TASK ITEM: Line by line, set down all the data below exactly, omitting any picture.
EXERCISE INPUT below:
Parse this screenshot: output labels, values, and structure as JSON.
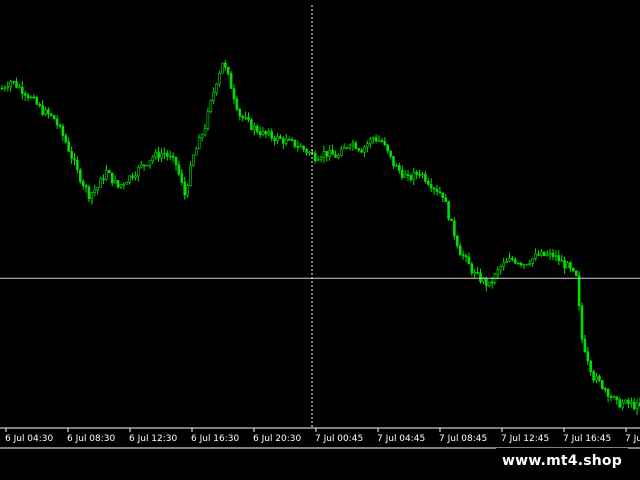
{
  "chart_data": {
    "type": "candlestick",
    "x_tick_labels": [
      "6 Jul 04:30",
      "6 Jul 08:30",
      "6 Jul 12:30",
      "6 Jul 16:30",
      "6 Jul 20:30",
      "7 Jul 00:45",
      "7 Jul 04:45",
      "7 Jul 08:45",
      "7 Jul 12:45",
      "7 Jul 16:45",
      "7 Jul"
    ],
    "ylim": [
      0,
      100
    ],
    "crosshair": {
      "x_index": 5,
      "y_value": 36
    },
    "colors": {
      "bull": "#00e000",
      "bear": "#00e000",
      "axis": "#ffffff",
      "crosshair": "#ffffff",
      "background": "#000000"
    },
    "close_path": [
      [
        0,
        86
      ],
      [
        3,
        88
      ],
      [
        8,
        85
      ],
      [
        14,
        80
      ],
      [
        18,
        78
      ],
      [
        22,
        72
      ],
      [
        26,
        64
      ],
      [
        30,
        58
      ],
      [
        33,
        60
      ],
      [
        36,
        64
      ],
      [
        40,
        60
      ],
      [
        46,
        64
      ],
      [
        52,
        68
      ],
      [
        56,
        69
      ],
      [
        60,
        66
      ],
      [
        63,
        58
      ],
      [
        66,
        68
      ],
      [
        70,
        76
      ],
      [
        74,
        88
      ],
      [
        76,
        93
      ],
      [
        78,
        89
      ],
      [
        82,
        79
      ],
      [
        86,
        76
      ],
      [
        90,
        74
      ],
      [
        94,
        73
      ],
      [
        98,
        72
      ],
      [
        102,
        71
      ],
      [
        106,
        69
      ],
      [
        108,
        68
      ],
      [
        111,
        69
      ],
      [
        116,
        68
      ],
      [
        120,
        72
      ],
      [
        124,
        70
      ],
      [
        128,
        73
      ],
      [
        131,
        72
      ],
      [
        135,
        66
      ],
      [
        140,
        62
      ],
      [
        144,
        64
      ],
      [
        149,
        60
      ],
      [
        152,
        58
      ],
      [
        155,
        50
      ],
      [
        158,
        43
      ],
      [
        163,
        37
      ],
      [
        168,
        34
      ],
      [
        172,
        39
      ],
      [
        176,
        41
      ],
      [
        180,
        40
      ],
      [
        185,
        42
      ],
      [
        190,
        42
      ],
      [
        195,
        39
      ],
      [
        198,
        36
      ],
      [
        200,
        20
      ],
      [
        202,
        15
      ],
      [
        204,
        10
      ],
      [
        208,
        7
      ],
      [
        212,
        3
      ],
      [
        216,
        3
      ],
      [
        220,
        2
      ]
    ]
  },
  "watermark": {
    "text": "www.mt4.shop"
  }
}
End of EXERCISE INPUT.
TASK ANSWER:
Parse this screenshot: output labels, values, and structure as JSON.
{
  "chart_data": {
    "type": "candlestick",
    "x_tick_labels": [
      "6 Jul 04:30",
      "6 Jul 08:30",
      "6 Jul 12:30",
      "6 Jul 16:30",
      "6 Jul 20:30",
      "7 Jul 00:45",
      "7 Jul 04:45",
      "7 Jul 08:45",
      "7 Jul 12:45",
      "7 Jul 16:45",
      "7 Jul"
    ],
    "ylim": [
      0,
      100
    ],
    "crosshair": {
      "x_index": 5,
      "y_value": 36
    },
    "colors": {
      "bull": "#00e000",
      "bear": "#00e000",
      "axis": "#ffffff",
      "crosshair": "#ffffff",
      "background": "#000000"
    },
    "close_path": [
      [
        0,
        86
      ],
      [
        3,
        88
      ],
      [
        8,
        85
      ],
      [
        14,
        80
      ],
      [
        18,
        78
      ],
      [
        22,
        72
      ],
      [
        26,
        64
      ],
      [
        30,
        58
      ],
      [
        33,
        60
      ],
      [
        36,
        64
      ],
      [
        40,
        60
      ],
      [
        46,
        64
      ],
      [
        52,
        68
      ],
      [
        56,
        69
      ],
      [
        60,
        66
      ],
      [
        63,
        58
      ],
      [
        66,
        68
      ],
      [
        70,
        76
      ],
      [
        74,
        88
      ],
      [
        76,
        93
      ],
      [
        78,
        89
      ],
      [
        82,
        79
      ],
      [
        86,
        76
      ],
      [
        90,
        74
      ],
      [
        94,
        73
      ],
      [
        98,
        72
      ],
      [
        102,
        71
      ],
      [
        106,
        69
      ],
      [
        108,
        68
      ],
      [
        111,
        69
      ],
      [
        116,
        68
      ],
      [
        120,
        72
      ],
      [
        124,
        70
      ],
      [
        128,
        73
      ],
      [
        131,
        72
      ],
      [
        135,
        66
      ],
      [
        140,
        62
      ],
      [
        144,
        64
      ],
      [
        149,
        60
      ],
      [
        152,
        58
      ],
      [
        155,
        50
      ],
      [
        158,
        43
      ],
      [
        163,
        37
      ],
      [
        168,
        34
      ],
      [
        172,
        39
      ],
      [
        176,
        41
      ],
      [
        180,
        40
      ],
      [
        185,
        42
      ],
      [
        190,
        42
      ],
      [
        195,
        39
      ],
      [
        198,
        36
      ],
      [
        200,
        20
      ],
      [
        202,
        15
      ],
      [
        204,
        10
      ],
      [
        208,
        7
      ],
      [
        212,
        3
      ],
      [
        216,
        3
      ],
      [
        220,
        2
      ]
    ]
  },
  "watermark": {
    "text": "www.mt4.shop"
  }
}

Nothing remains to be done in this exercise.